Those range from fiscal responsibility (or irresponsibility as the challengers charge) to poor performance ratings at a growing number of the district’s schools to campus safety.
A dozen schools out of the district’s 117 that are eligible to be tested, including four high schools, are rated academically unacceptable by the state. Two of the high schools, Eastern Hills in McClung’s district and South Hills in Hatch’s district have been plagued with the unacceptable rating for three years in a row and face harsh sanctions by the state if the scores are not brought up by 2012.
Drop out rates have improved somewhat. When this paper reported that the minority dropout rates were more than double that of whites, Superintendent Melody Johnson took issue and wrote to board members that the figures were “inaccurate.”
However, data from the Texas Education Agency show that the district, with 70 percent of its students at or below the poverty level and a majority of them from minority families, had a near 22 percent dropout rate for African-American kids in the class of 2008-09 and 15 percent for Hispanics while only 7 percent of Anglo kids failed to graduate with their classmates. Do the math.
Financially, the good news is that its $594 bond program that is building six “green” schools and revamping eight more and installing state-of-the-art technology in hundreds of classrooms is progressing on time and under budget.
The bad news is the $20 million shortfall in the district’s $561 million budget and the botched implementation of a new payroll system last year that allowed 2,000 employees to be overpaid $1.5 million over a period of nine months. While most of the money has been repaid, the headaches continue for the district as it faces two lawsuits from former employees of the payroll department claiming they were fired as scapegoats for the overpayments. An internal audit of the foul-up that “found no fraud or mismanagement,” has been questioned by the challengers as a cover-up of a deeper problem of financial irresponsibility by Johnson’s administration as well as the board’s audit committee headed by Hatch, a CPA.

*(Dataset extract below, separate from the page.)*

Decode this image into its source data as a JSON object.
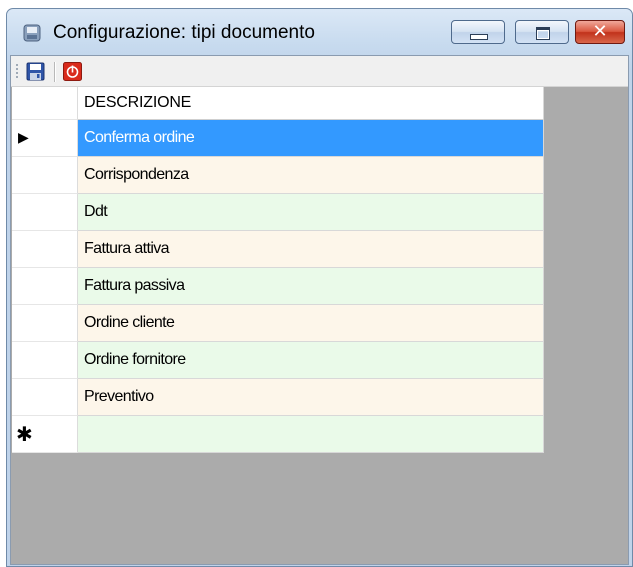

All four have joined with board members Juan Rangel and Carlos Vasquez as well as UEA president Larry Shaw, in calling for an independent external audit of the payroll department to determine if the losses were greater and more widespread given the fact that only 2,000 employees were targeted out of the district’s 10,000 employees. Hatch and McClung stood by the audit saying that most of the money has been recovered ($1.3 million) and that an external audit would be too costly and would not reach a different conclusion.
And while crime and discipline incidents have decreased over the past year by 29 percent, according to Johnson, critics such as Jackson and Shaw claim campuses are still not “safe enough” from disruptive students or those bent on doing greater mischief. They both criticize the district for removing the majority of the campus monitors last year in an effort to save money. “We need more monitors, not fewer ones,” Jackson said. Shaw said the problem of discipline is so bad in some schools that the district is losing good teachers to safer, suburban districts.
These are but a few of the issues begging for resolution as a new board takes over a couple of weeks after Saturday’s election.
Please vote. The children of this city are counting on you.